Segment Open

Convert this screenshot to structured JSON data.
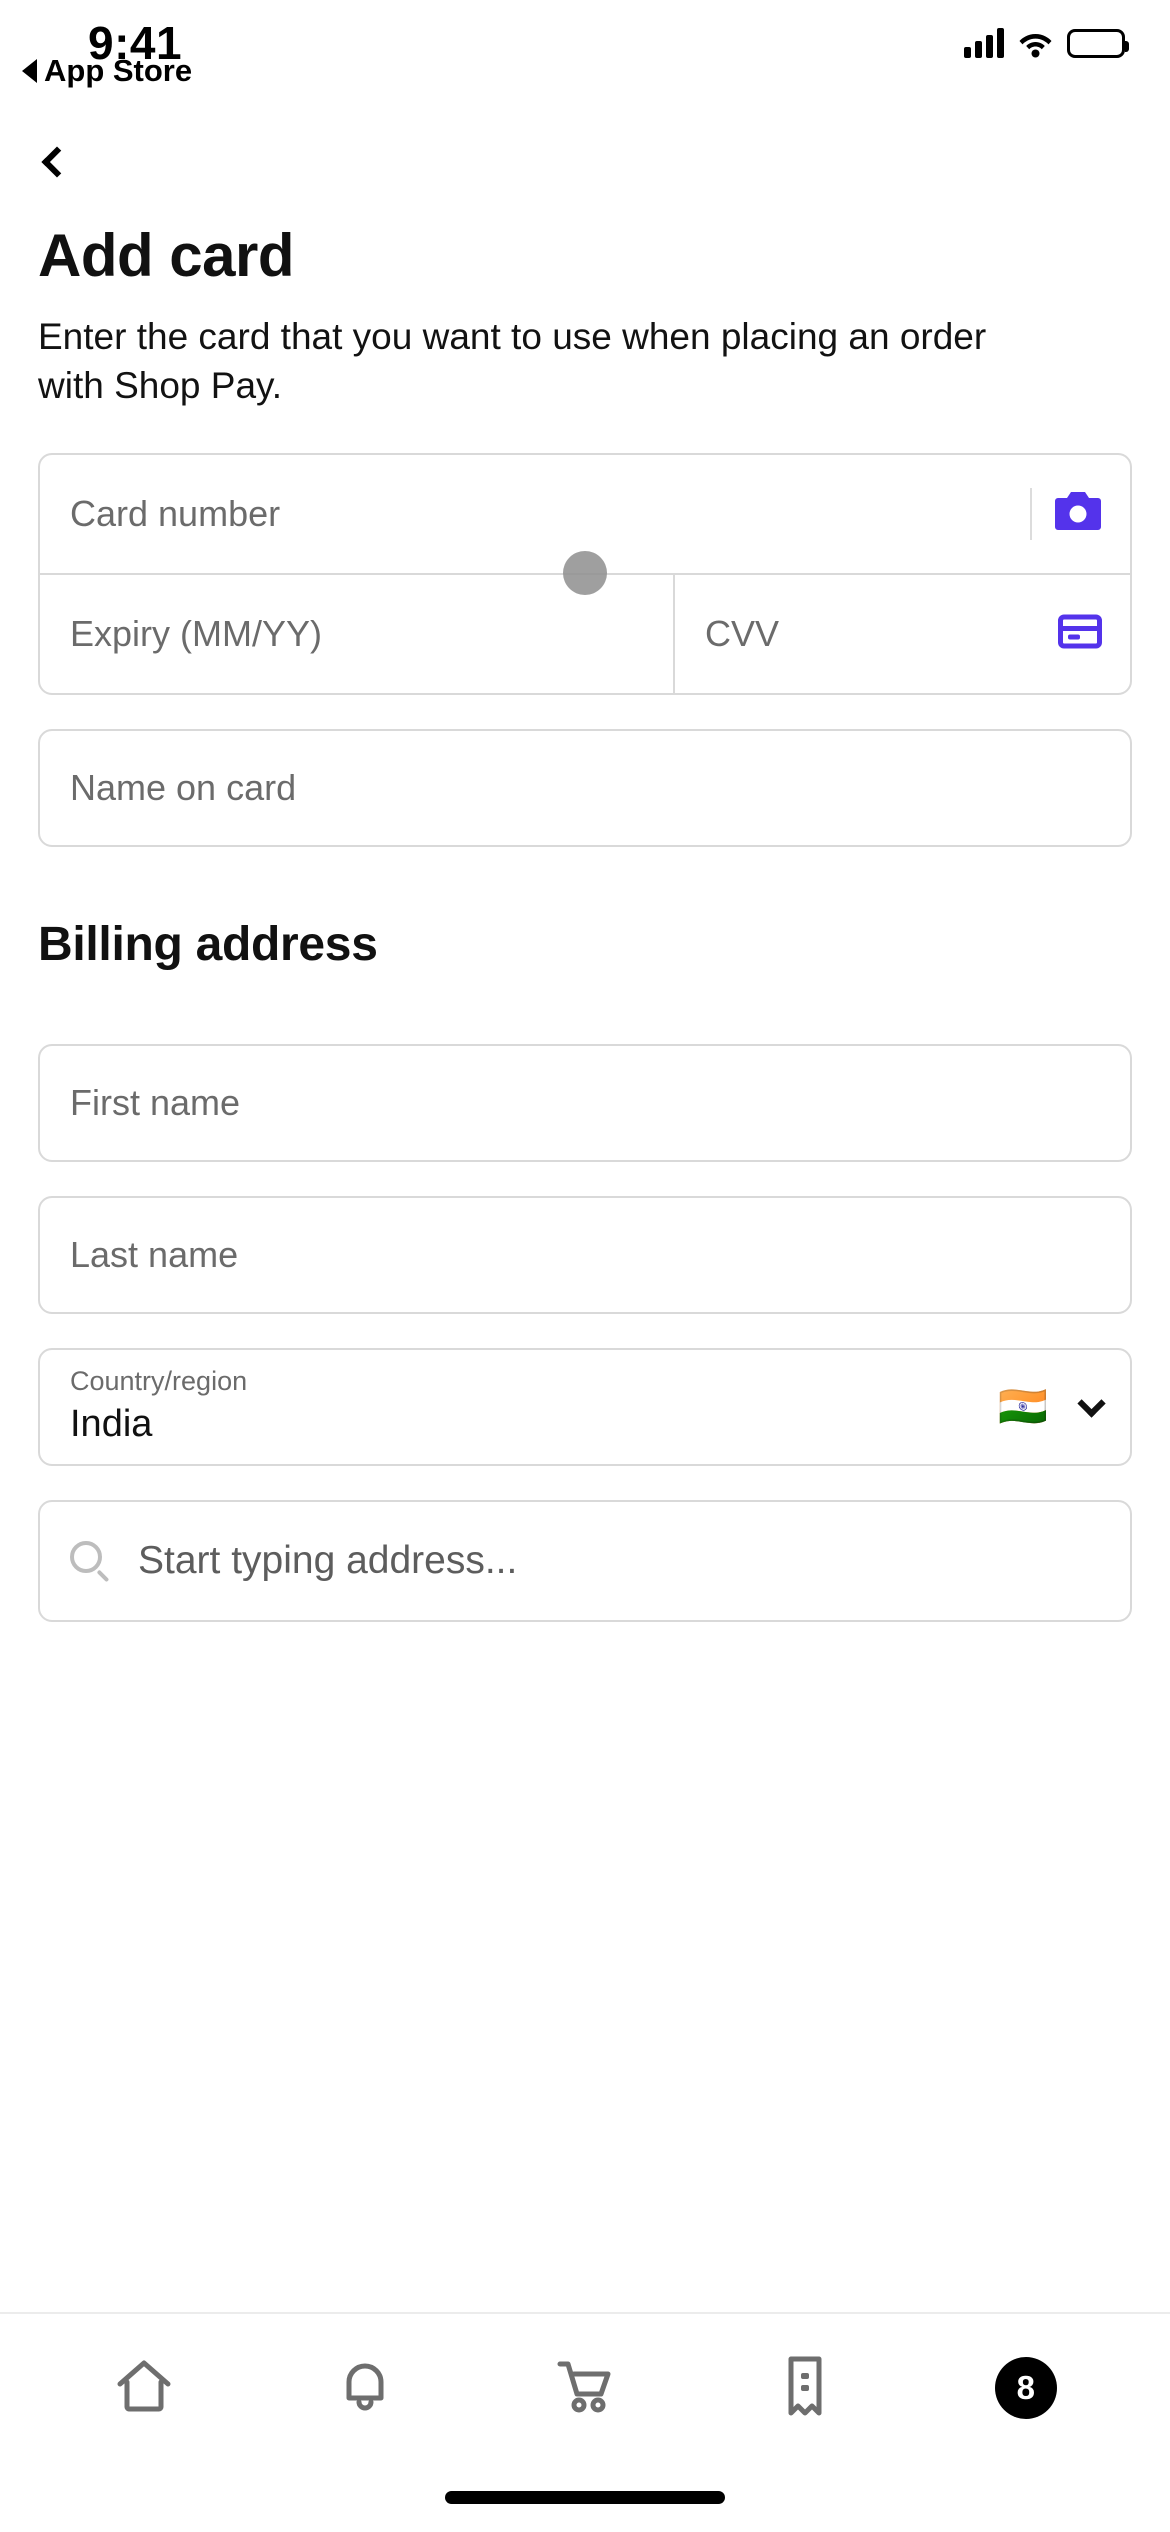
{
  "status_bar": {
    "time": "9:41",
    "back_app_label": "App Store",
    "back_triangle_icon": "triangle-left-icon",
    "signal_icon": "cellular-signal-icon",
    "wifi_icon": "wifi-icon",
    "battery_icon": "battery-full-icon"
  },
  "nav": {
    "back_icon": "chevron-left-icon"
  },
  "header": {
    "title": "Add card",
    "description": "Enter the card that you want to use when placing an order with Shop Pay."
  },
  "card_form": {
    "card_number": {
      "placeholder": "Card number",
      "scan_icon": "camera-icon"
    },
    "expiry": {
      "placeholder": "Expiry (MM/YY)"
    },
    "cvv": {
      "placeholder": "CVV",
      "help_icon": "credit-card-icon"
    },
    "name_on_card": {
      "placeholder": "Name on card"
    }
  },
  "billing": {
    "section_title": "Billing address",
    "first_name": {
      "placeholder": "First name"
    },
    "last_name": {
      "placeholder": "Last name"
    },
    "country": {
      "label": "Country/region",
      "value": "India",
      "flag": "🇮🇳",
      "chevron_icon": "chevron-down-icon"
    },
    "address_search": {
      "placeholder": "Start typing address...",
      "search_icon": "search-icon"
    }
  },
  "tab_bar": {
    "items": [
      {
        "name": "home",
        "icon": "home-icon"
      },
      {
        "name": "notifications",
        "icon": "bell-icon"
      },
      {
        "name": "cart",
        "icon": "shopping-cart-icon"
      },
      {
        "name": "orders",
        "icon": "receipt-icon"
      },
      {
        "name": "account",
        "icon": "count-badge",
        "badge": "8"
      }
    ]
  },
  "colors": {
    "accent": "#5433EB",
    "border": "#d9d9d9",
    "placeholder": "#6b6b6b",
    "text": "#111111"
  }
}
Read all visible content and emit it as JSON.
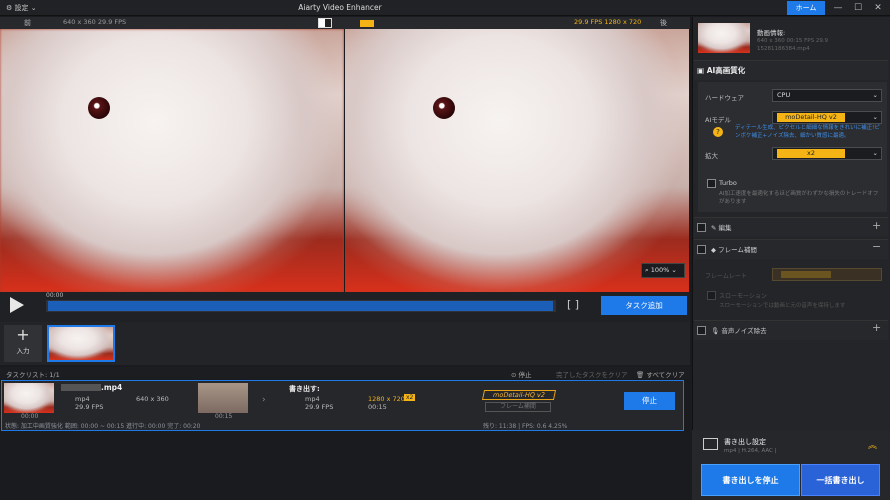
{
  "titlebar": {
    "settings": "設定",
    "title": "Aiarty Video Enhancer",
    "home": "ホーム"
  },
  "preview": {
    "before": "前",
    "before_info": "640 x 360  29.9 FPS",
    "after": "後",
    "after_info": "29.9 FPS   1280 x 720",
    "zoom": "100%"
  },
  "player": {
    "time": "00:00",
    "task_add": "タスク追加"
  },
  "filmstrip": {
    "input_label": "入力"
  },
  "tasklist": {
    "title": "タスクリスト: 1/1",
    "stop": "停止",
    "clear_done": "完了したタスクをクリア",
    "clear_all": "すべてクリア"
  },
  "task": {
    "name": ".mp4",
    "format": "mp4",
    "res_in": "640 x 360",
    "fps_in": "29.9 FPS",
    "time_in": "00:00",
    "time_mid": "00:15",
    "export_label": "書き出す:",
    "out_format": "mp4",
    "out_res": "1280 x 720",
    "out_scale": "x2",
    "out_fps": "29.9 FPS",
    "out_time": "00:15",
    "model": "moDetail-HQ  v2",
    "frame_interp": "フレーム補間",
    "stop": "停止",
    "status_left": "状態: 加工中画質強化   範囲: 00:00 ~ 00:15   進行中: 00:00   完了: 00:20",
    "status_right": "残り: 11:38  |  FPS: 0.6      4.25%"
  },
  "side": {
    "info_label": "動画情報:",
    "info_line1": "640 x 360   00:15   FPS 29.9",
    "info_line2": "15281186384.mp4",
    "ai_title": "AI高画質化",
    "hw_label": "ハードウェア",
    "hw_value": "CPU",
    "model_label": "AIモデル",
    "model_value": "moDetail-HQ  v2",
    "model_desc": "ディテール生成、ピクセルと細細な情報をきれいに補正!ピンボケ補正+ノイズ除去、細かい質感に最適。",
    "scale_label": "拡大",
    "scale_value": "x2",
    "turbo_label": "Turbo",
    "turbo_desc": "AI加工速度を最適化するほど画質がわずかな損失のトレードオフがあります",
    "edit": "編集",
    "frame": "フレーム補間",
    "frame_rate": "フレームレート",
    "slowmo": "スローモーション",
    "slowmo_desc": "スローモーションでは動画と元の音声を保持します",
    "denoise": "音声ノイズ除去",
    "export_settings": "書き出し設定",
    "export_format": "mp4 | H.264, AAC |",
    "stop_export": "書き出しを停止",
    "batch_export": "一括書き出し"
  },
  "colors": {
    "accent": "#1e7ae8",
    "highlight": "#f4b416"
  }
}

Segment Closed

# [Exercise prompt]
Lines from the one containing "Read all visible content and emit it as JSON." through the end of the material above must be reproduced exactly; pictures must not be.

# [Solution to the problem]
Read all visible content and emit it as JSON.
{
  "titlebar": {
    "settings": "設定",
    "title": "Aiarty Video Enhancer",
    "home": "ホーム"
  },
  "preview": {
    "before": "前",
    "before_info": "640 x 360  29.9 FPS",
    "after": "後",
    "after_info": "29.9 FPS   1280 x 720",
    "zoom": "100%"
  },
  "player": {
    "time": "00:00",
    "task_add": "タスク追加"
  },
  "filmstrip": {
    "input_label": "入力"
  },
  "tasklist": {
    "title": "タスクリスト: 1/1",
    "stop": "停止",
    "clear_done": "完了したタスクをクリア",
    "clear_all": "すべてクリア"
  },
  "task": {
    "name": ".mp4",
    "format": "mp4",
    "res_in": "640 x 360",
    "fps_in": "29.9 FPS",
    "time_in": "00:00",
    "time_mid": "00:15",
    "export_label": "書き出す:",
    "out_format": "mp4",
    "out_res": "1280 x 720",
    "out_scale": "x2",
    "out_fps": "29.9 FPS",
    "out_time": "00:15",
    "model": "moDetail-HQ  v2",
    "frame_interp": "フレーム補間",
    "stop": "停止",
    "status_left": "状態: 加工中画質強化   範囲: 00:00 ~ 00:15   進行中: 00:00   完了: 00:20",
    "status_right": "残り: 11:38  |  FPS: 0.6      4.25%"
  },
  "side": {
    "info_label": "動画情報:",
    "info_line1": "640 x 360   00:15   FPS 29.9",
    "info_line2": "15281186384.mp4",
    "ai_title": "AI高画質化",
    "hw_label": "ハードウェア",
    "hw_value": "CPU",
    "model_label": "AIモデル",
    "model_value": "moDetail-HQ  v2",
    "model_desc": "ディテール生成、ピクセルと細細な情報をきれいに補正!ピンボケ補正+ノイズ除去、細かい質感に最適。",
    "scale_label": "拡大",
    "scale_value": "x2",
    "turbo_label": "Turbo",
    "turbo_desc": "AI加工速度を最適化するほど画質がわずかな損失のトレードオフがあります",
    "edit": "編集",
    "frame": "フレーム補間",
    "frame_rate": "フレームレート",
    "slowmo": "スローモーション",
    "slowmo_desc": "スローモーションでは動画と元の音声を保持します",
    "denoise": "音声ノイズ除去",
    "export_settings": "書き出し設定",
    "export_format": "mp4 | H.264, AAC |",
    "stop_export": "書き出しを停止",
    "batch_export": "一括書き出し"
  },
  "colors": {
    "accent": "#1e7ae8",
    "highlight": "#f4b416"
  }
}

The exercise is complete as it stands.